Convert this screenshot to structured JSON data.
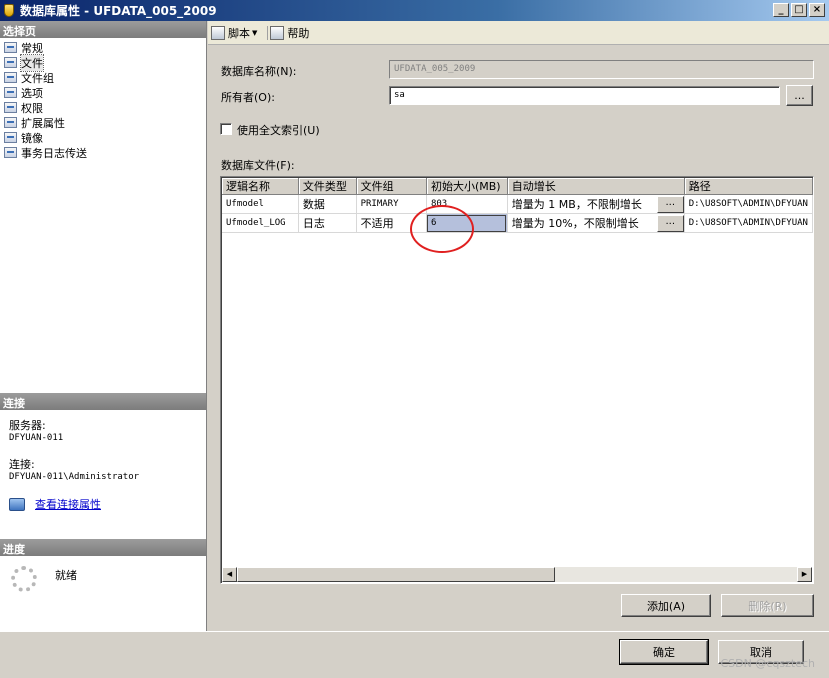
{
  "window": {
    "title": "数据库属性 - UFDATA_005_2009",
    "controls": {
      "minimize": "_",
      "maximize": "□",
      "close": "×"
    }
  },
  "left_pane": {
    "select_page_header": "选择页",
    "pages": [
      {
        "label": "常规",
        "selected": false
      },
      {
        "label": "文件",
        "selected": true
      },
      {
        "label": "文件组",
        "selected": false
      },
      {
        "label": "选项",
        "selected": false
      },
      {
        "label": "权限",
        "selected": false
      },
      {
        "label": "扩展属性",
        "selected": false
      },
      {
        "label": "镜像",
        "selected": false
      },
      {
        "label": "事务日志传送",
        "selected": false
      }
    ],
    "connection": {
      "header": "连接",
      "server_label": "服务器:",
      "server_value": "DFYUAN-011",
      "connection_label": "连接:",
      "connection_value": "DFYUAN-011\\Administrator",
      "view_properties_link": "查看连接属性"
    },
    "progress": {
      "header": "进度",
      "status": "就绪"
    }
  },
  "toolbar": {
    "script_label": "脚本",
    "script_dropdown_arrow": "▼",
    "help_label": "帮助"
  },
  "form": {
    "db_name_label": "数据库名称(N):",
    "db_name_value": "UFDATA_005_2009",
    "owner_label": "所有者(O):",
    "owner_value": "sa",
    "owner_browse": "...",
    "fulltext_label": "使用全文索引(U)",
    "fulltext_checked": false,
    "db_files_label": "数据库文件(F):"
  },
  "files_grid": {
    "columns": [
      "逻辑名称",
      "文件类型",
      "文件组",
      "初始大小(MB)",
      "自动增长",
      "路径"
    ],
    "rows": [
      [
        "Ufmodel",
        "数据",
        "PRIMARY",
        "803",
        "增量为 1 MB，不限制增长",
        "D:\\U8SOFT\\ADMIN\\DFYUAN"
      ],
      [
        "Ufmodel_LOG",
        "日志",
        "不适用",
        "6",
        "增量为 10%，不限制增长",
        "D:\\U8SOFT\\ADMIN\\DFYUAN"
      ]
    ],
    "ellipsis": "...",
    "scroll_left": "◀",
    "scroll_right": "▶"
  },
  "buttons": {
    "add": "添加(A)",
    "remove": "删除(R)",
    "ok": "确定",
    "cancel": "取消"
  },
  "watermark": "CSDN @cqsztech",
  "colors": {
    "annotation_circle": "#e02020",
    "title_gradient_start": "#0a246a",
    "link": "#0000cc"
  }
}
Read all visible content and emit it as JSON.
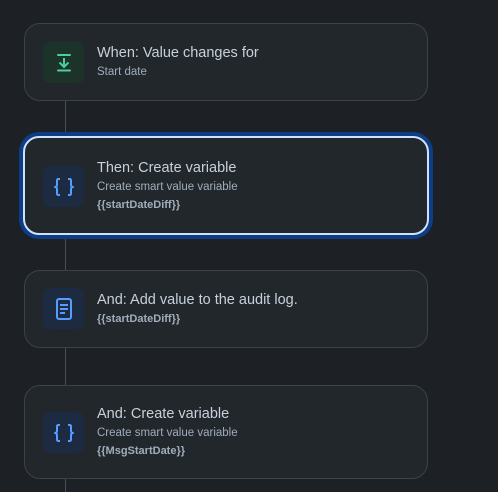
{
  "colors": {
    "background": "#1d2125",
    "card": "#22272b",
    "selected_border": "#cfe1fd",
    "selected_glow": "#0c3d86",
    "trigger_icon": "#4bce97",
    "action_icon": "#579dff"
  },
  "rules": [
    {
      "icon": "download-icon",
      "title": "When: Value changes for",
      "subtitle": "Start date",
      "selected": false
    },
    {
      "icon": "curly-braces-icon",
      "title": "Then: Create variable",
      "subtitle": "Create smart value variable",
      "token": "{{startDateDiff}}",
      "selected": true
    },
    {
      "icon": "document-icon",
      "title": "And: Add value to the audit log.",
      "token": "{{startDateDiff}}",
      "selected": false
    },
    {
      "icon": "curly-braces-icon",
      "title": "And: Create variable",
      "subtitle": "Create smart value variable",
      "token": "{{MsgStartDate}}",
      "selected": false
    }
  ]
}
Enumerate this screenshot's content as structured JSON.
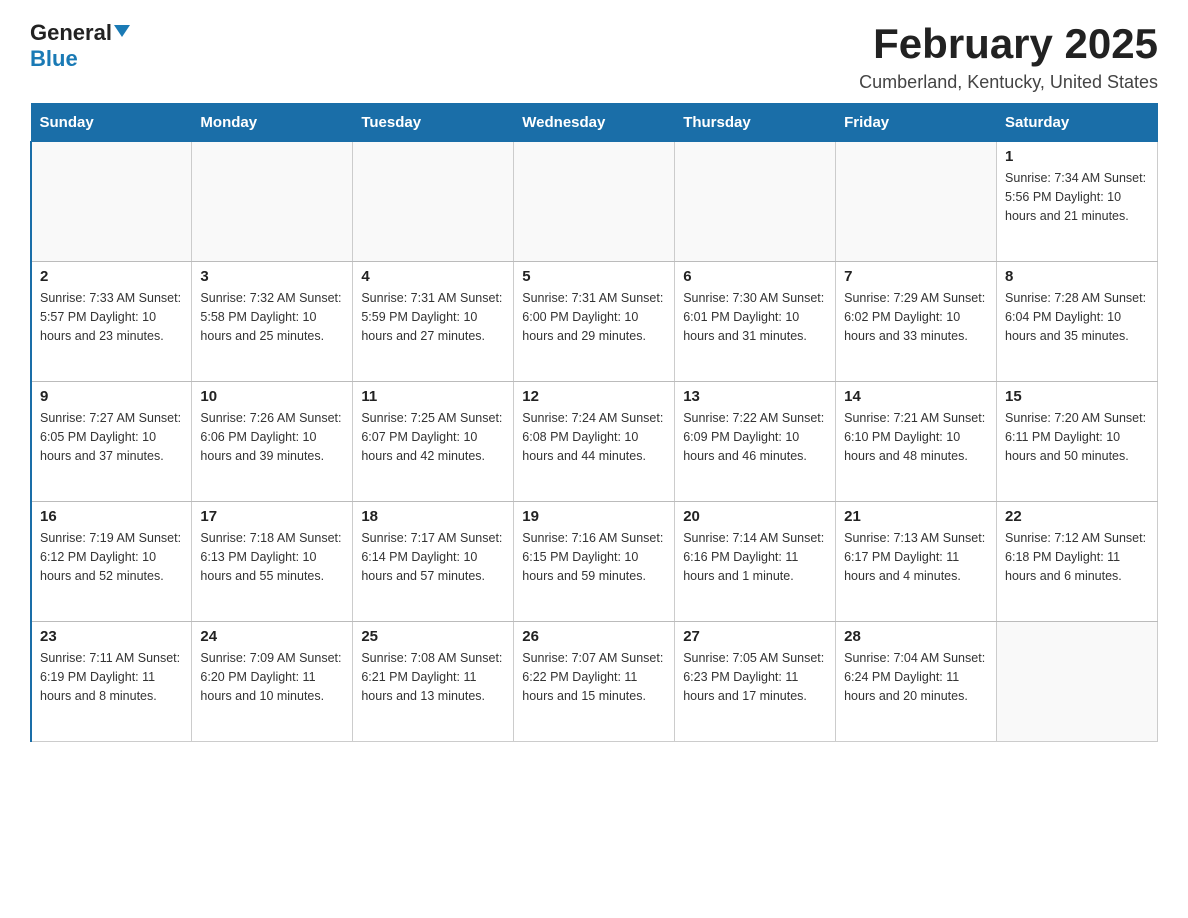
{
  "header": {
    "logo_general": "General",
    "logo_blue": "Blue",
    "title": "February 2025",
    "subtitle": "Cumberland, Kentucky, United States"
  },
  "days_of_week": [
    "Sunday",
    "Monday",
    "Tuesday",
    "Wednesday",
    "Thursday",
    "Friday",
    "Saturday"
  ],
  "weeks": [
    [
      {
        "day": "",
        "info": ""
      },
      {
        "day": "",
        "info": ""
      },
      {
        "day": "",
        "info": ""
      },
      {
        "day": "",
        "info": ""
      },
      {
        "day": "",
        "info": ""
      },
      {
        "day": "",
        "info": ""
      },
      {
        "day": "1",
        "info": "Sunrise: 7:34 AM\nSunset: 5:56 PM\nDaylight: 10 hours and 21 minutes."
      }
    ],
    [
      {
        "day": "2",
        "info": "Sunrise: 7:33 AM\nSunset: 5:57 PM\nDaylight: 10 hours and 23 minutes."
      },
      {
        "day": "3",
        "info": "Sunrise: 7:32 AM\nSunset: 5:58 PM\nDaylight: 10 hours and 25 minutes."
      },
      {
        "day": "4",
        "info": "Sunrise: 7:31 AM\nSunset: 5:59 PM\nDaylight: 10 hours and 27 minutes."
      },
      {
        "day": "5",
        "info": "Sunrise: 7:31 AM\nSunset: 6:00 PM\nDaylight: 10 hours and 29 minutes."
      },
      {
        "day": "6",
        "info": "Sunrise: 7:30 AM\nSunset: 6:01 PM\nDaylight: 10 hours and 31 minutes."
      },
      {
        "day": "7",
        "info": "Sunrise: 7:29 AM\nSunset: 6:02 PM\nDaylight: 10 hours and 33 minutes."
      },
      {
        "day": "8",
        "info": "Sunrise: 7:28 AM\nSunset: 6:04 PM\nDaylight: 10 hours and 35 minutes."
      }
    ],
    [
      {
        "day": "9",
        "info": "Sunrise: 7:27 AM\nSunset: 6:05 PM\nDaylight: 10 hours and 37 minutes."
      },
      {
        "day": "10",
        "info": "Sunrise: 7:26 AM\nSunset: 6:06 PM\nDaylight: 10 hours and 39 minutes."
      },
      {
        "day": "11",
        "info": "Sunrise: 7:25 AM\nSunset: 6:07 PM\nDaylight: 10 hours and 42 minutes."
      },
      {
        "day": "12",
        "info": "Sunrise: 7:24 AM\nSunset: 6:08 PM\nDaylight: 10 hours and 44 minutes."
      },
      {
        "day": "13",
        "info": "Sunrise: 7:22 AM\nSunset: 6:09 PM\nDaylight: 10 hours and 46 minutes."
      },
      {
        "day": "14",
        "info": "Sunrise: 7:21 AM\nSunset: 6:10 PM\nDaylight: 10 hours and 48 minutes."
      },
      {
        "day": "15",
        "info": "Sunrise: 7:20 AM\nSunset: 6:11 PM\nDaylight: 10 hours and 50 minutes."
      }
    ],
    [
      {
        "day": "16",
        "info": "Sunrise: 7:19 AM\nSunset: 6:12 PM\nDaylight: 10 hours and 52 minutes."
      },
      {
        "day": "17",
        "info": "Sunrise: 7:18 AM\nSunset: 6:13 PM\nDaylight: 10 hours and 55 minutes."
      },
      {
        "day": "18",
        "info": "Sunrise: 7:17 AM\nSunset: 6:14 PM\nDaylight: 10 hours and 57 minutes."
      },
      {
        "day": "19",
        "info": "Sunrise: 7:16 AM\nSunset: 6:15 PM\nDaylight: 10 hours and 59 minutes."
      },
      {
        "day": "20",
        "info": "Sunrise: 7:14 AM\nSunset: 6:16 PM\nDaylight: 11 hours and 1 minute."
      },
      {
        "day": "21",
        "info": "Sunrise: 7:13 AM\nSunset: 6:17 PM\nDaylight: 11 hours and 4 minutes."
      },
      {
        "day": "22",
        "info": "Sunrise: 7:12 AM\nSunset: 6:18 PM\nDaylight: 11 hours and 6 minutes."
      }
    ],
    [
      {
        "day": "23",
        "info": "Sunrise: 7:11 AM\nSunset: 6:19 PM\nDaylight: 11 hours and 8 minutes."
      },
      {
        "day": "24",
        "info": "Sunrise: 7:09 AM\nSunset: 6:20 PM\nDaylight: 11 hours and 10 minutes."
      },
      {
        "day": "25",
        "info": "Sunrise: 7:08 AM\nSunset: 6:21 PM\nDaylight: 11 hours and 13 minutes."
      },
      {
        "day": "26",
        "info": "Sunrise: 7:07 AM\nSunset: 6:22 PM\nDaylight: 11 hours and 15 minutes."
      },
      {
        "day": "27",
        "info": "Sunrise: 7:05 AM\nSunset: 6:23 PM\nDaylight: 11 hours and 17 minutes."
      },
      {
        "day": "28",
        "info": "Sunrise: 7:04 AM\nSunset: 6:24 PM\nDaylight: 11 hours and 20 minutes."
      },
      {
        "day": "",
        "info": ""
      }
    ]
  ]
}
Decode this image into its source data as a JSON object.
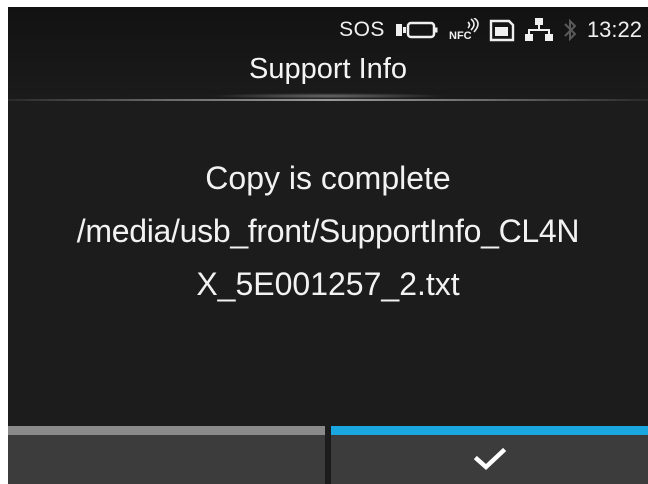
{
  "status_bar": {
    "sos_label": "SOS",
    "icons": [
      "battery-icon",
      "nfc-icon",
      "sd-card-icon",
      "network-icon",
      "bluetooth-icon"
    ],
    "time": "13:22"
  },
  "header": {
    "title": "Support Info"
  },
  "message": {
    "line1": "Copy is complete",
    "line2": "/media/usb_front/SupportInfo_CL4N",
    "line3": "X_5E001257_2.txt"
  },
  "softkeys": {
    "left": {
      "label": "",
      "indicator_color": "#8a8a8a"
    },
    "right": {
      "icon": "checkmark-icon",
      "indicator_color": "#1aa7e0"
    }
  },
  "colors": {
    "background": "#1c1c1c",
    "softkey_background": "#3c3c3c",
    "accent": "#1aa7e0"
  }
}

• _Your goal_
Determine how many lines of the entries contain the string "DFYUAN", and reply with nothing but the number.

• _Task response_
4